K-10 transit program viewed as aid to local vo-tech effort
Eudora Superintendent of Schools Marty Kobza said the Johnson County Transit K-10 Connector bus system would be an integral piece in a possible partnership between the Eudora School District and area colleges.
"It's called 'two plus two plus two," Kobza said. "What we mean by that is within high school, we'd begin students in a two-year program that's fully articulated with one of the junior colleges - in this case, Johnson County - which means that any credits or certifications they earn in high school can then transfer on to Johnson County Community College. Then, in turn, their credits can transfer to KU, for instance, and then turn into a graduate degree."
The program would begin with the opening in 2010 of the new Eudora De Soto Technical Education Center, which will be built as a result of a $45 million school bond passed by Eudora.
"The tech center being built gives it a very practical place to stop," Kobza said. "By the time that's in place, we'd sure like to have it (stop there)."

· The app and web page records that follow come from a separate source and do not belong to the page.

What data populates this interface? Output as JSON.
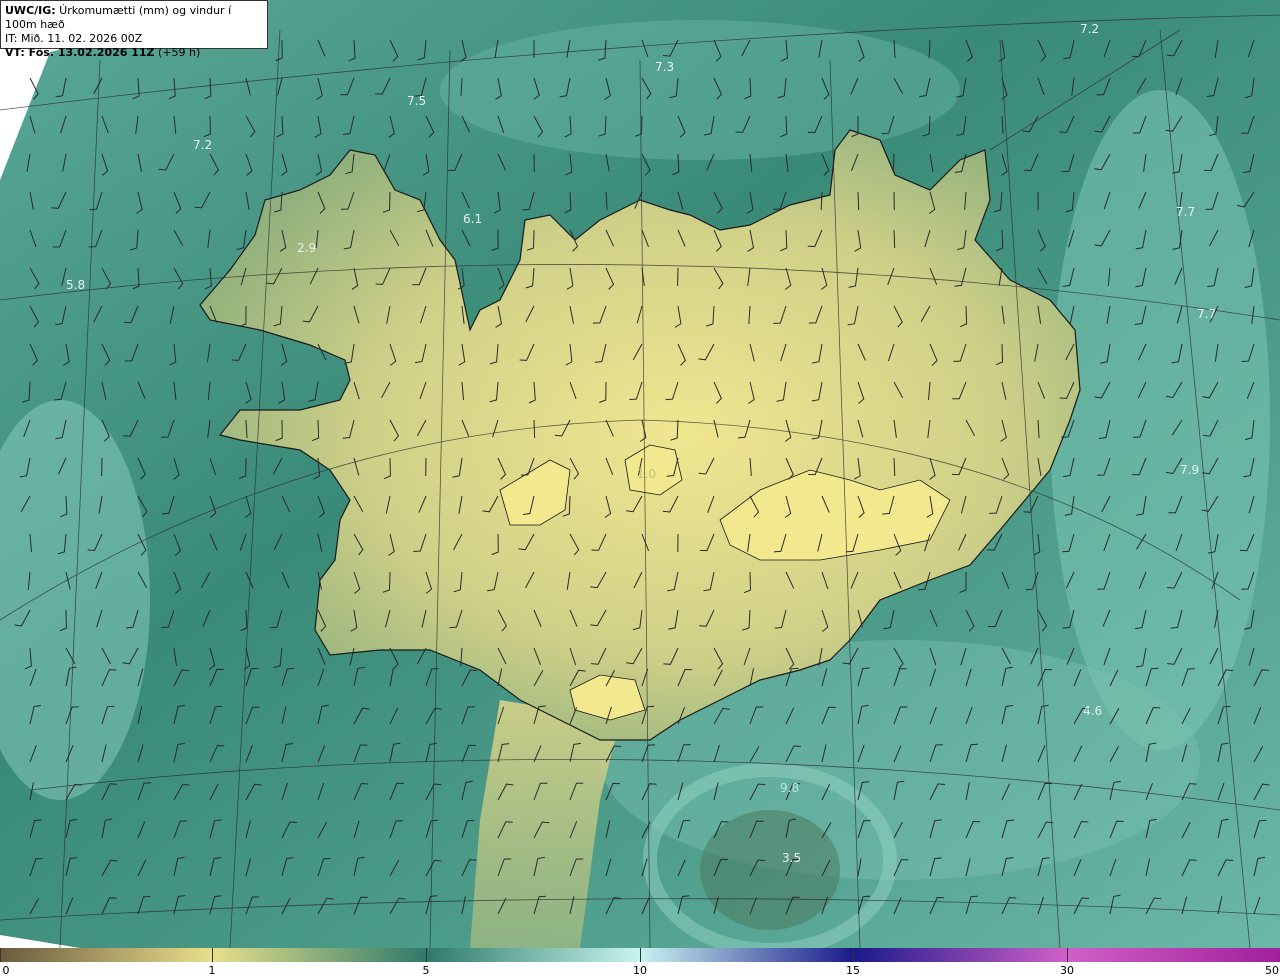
{
  "info": {
    "model_prefix": "UWC/IG:",
    "title_rest": " Úrkomumætti (mm) og vindur í 100m hæð",
    "init_time": "IT: Mið. 11. 02. 2026 00Z",
    "valid_prefix": "VT: Fös. 13.02.2026 11Z",
    "valid_suffix": " (+59 h)"
  },
  "map_labels": [
    {
      "text": "7.2"
    },
    {
      "text": "7.3"
    },
    {
      "text": "7.5"
    },
    {
      "text": "7.2"
    },
    {
      "text": "6.1"
    },
    {
      "text": "2.9"
    },
    {
      "text": "5.8"
    },
    {
      "text": "7.7"
    },
    {
      "text": "7.7"
    },
    {
      "text": "1.0"
    },
    {
      "text": "7.9"
    },
    {
      "text": "4.6"
    },
    {
      "text": "3.5"
    },
    {
      "text": "9.8"
    }
  ],
  "colorbar": {
    "ticks": [
      "0",
      "1",
      "5",
      "10",
      "15",
      "30",
      "50"
    ],
    "colors": [
      "#6b5a3e",
      "#e8e08a",
      "#2e7a6a",
      "#c8f4f0",
      "#1a1a8a",
      "#d060c8",
      "#a0209a"
    ]
  },
  "colors": {
    "land": "#e0d98a",
    "sea": "#3f8f7e",
    "sea_light": "#7cc4b4",
    "coast": "#1a1a1a"
  }
}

The Eudora and De Soto School Districts long have had a partnership via the Eudora - De Soto Technical Education Center. Currently, Eudora students and teachers drive to De Soto for some classes.
"If we have stops along K-10 with the K-10 connector, we can share programs with De Soto - things that they offer and we don't and vice versa," Kobza said. "But in addition, if we had students who wanted more college dual credit offerings than we offer at our site, they could get on the bus and ride it to Johnson County Community College for the last part of their day. Then, parents don't have to worry about their students driving up and down K-10."

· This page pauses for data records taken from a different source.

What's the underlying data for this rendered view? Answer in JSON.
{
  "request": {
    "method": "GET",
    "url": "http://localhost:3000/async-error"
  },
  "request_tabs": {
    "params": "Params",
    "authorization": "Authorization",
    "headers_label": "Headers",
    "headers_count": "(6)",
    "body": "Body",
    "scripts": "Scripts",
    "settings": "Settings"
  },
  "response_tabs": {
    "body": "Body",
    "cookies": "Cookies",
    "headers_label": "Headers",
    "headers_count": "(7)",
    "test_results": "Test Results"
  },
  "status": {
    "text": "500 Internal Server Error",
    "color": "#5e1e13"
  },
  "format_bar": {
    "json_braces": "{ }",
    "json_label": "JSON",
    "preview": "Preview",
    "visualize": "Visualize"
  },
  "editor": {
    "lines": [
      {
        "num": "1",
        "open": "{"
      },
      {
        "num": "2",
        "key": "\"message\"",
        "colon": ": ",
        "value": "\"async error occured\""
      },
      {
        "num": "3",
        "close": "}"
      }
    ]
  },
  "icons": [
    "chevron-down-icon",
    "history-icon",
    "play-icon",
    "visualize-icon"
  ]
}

The tech center will benefit adults as well as high school students. After attending the Governor's Summit Friday, Kobza said there was a realization that the skilled-labor workforce is undertrained - not undermanned. Kobza's vision is for the district to provide education to that population.

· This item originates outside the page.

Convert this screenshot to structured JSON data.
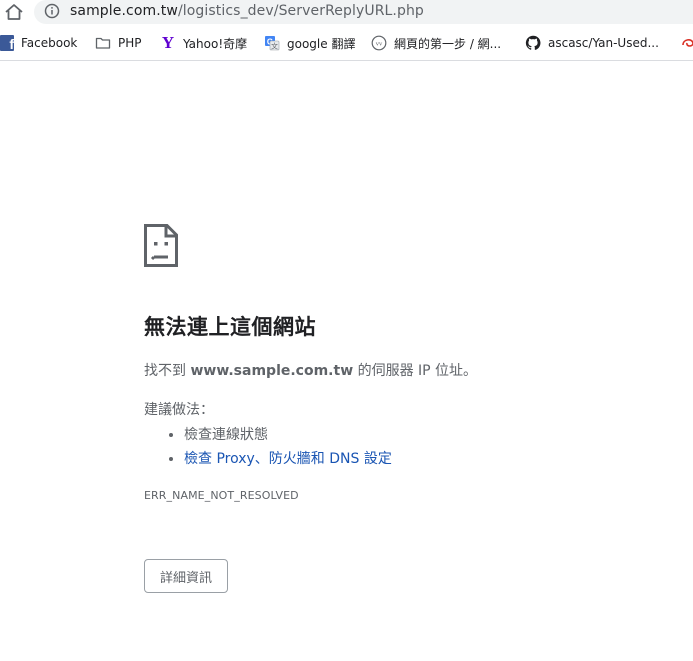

"What this technical center can do, if we do it right with the right partnerships, is train a lot of adults in the evening," Kobza said. "That is a niche that we can fill for our community outside of the realm of kindergarten through high school. It's not just about high school kids getting off the bus there (at the tech center) - that's part of it - but an even bigger part is the retraining.
"We talk all the time - most schools do - in their mission statement about lifelong learning, and then lifelong learning means 'until 12th grade.' We're not just saying it, we're going to put it in place."
The Eudora School District and the Johnson County Transit System currently are in an exploration phase regarding the partnership.
De Soto USD 232 operations director Jack Deyoe said while a K-10 connector stop at De Soto High School would benefit commuters, there are drawbacks if using it to transport high school students to educational programs during the school day.
"It probably would save the district money because the families would be paying daily for it themselves, however there are some legal issues and some liability issues on that," he said. "The vo-tech classes are something your school offers. It's unlikely that every kid could afford to ride the connector bus every day."
- Leann Sulzen contributed to this article.